▶ EXERCISE REQUIREMENTS: Work through the records below, line by line, and say how many lines include "JSON", with nothing else.

▶ Data records:

======

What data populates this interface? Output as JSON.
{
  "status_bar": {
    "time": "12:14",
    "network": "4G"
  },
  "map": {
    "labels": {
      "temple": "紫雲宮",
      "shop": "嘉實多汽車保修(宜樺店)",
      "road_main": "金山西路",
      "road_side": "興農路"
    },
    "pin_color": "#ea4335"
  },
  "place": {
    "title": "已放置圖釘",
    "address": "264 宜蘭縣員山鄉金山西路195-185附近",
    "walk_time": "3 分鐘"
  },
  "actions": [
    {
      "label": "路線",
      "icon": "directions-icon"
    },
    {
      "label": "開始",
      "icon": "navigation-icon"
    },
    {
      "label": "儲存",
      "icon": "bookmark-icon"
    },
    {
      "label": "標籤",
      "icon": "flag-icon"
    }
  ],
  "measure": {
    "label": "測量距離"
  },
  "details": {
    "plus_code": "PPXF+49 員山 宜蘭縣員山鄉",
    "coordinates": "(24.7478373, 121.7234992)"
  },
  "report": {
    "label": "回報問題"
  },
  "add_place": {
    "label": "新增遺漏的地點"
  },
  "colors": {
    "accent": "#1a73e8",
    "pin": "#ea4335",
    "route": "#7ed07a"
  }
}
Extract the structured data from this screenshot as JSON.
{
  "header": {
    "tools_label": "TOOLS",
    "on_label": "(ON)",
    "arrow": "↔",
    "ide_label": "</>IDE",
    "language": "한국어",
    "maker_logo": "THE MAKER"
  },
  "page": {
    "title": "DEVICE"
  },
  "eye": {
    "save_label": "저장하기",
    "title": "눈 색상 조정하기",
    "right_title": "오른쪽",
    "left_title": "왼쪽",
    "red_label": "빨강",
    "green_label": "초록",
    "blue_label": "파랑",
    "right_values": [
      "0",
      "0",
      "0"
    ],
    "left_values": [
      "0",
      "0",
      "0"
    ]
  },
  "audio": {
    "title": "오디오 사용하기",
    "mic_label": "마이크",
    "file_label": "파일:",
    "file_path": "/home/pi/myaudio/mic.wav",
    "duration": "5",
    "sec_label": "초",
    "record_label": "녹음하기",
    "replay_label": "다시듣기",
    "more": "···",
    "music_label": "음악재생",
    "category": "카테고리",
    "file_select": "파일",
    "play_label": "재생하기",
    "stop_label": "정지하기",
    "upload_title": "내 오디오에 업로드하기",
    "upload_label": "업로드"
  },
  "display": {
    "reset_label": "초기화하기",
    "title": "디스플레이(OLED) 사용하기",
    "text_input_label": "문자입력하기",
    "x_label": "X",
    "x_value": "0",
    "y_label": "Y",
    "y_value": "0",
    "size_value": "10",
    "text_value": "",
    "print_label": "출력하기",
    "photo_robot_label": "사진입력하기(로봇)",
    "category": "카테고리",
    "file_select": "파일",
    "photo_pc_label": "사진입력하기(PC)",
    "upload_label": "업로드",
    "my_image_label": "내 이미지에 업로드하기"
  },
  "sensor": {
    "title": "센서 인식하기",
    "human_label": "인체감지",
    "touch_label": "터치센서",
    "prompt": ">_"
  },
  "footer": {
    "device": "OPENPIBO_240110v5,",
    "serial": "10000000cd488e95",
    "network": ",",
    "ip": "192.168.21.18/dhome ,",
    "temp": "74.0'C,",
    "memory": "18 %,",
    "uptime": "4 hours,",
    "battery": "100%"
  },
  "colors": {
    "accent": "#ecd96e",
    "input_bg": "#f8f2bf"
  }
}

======

▶ OUTPUT: 2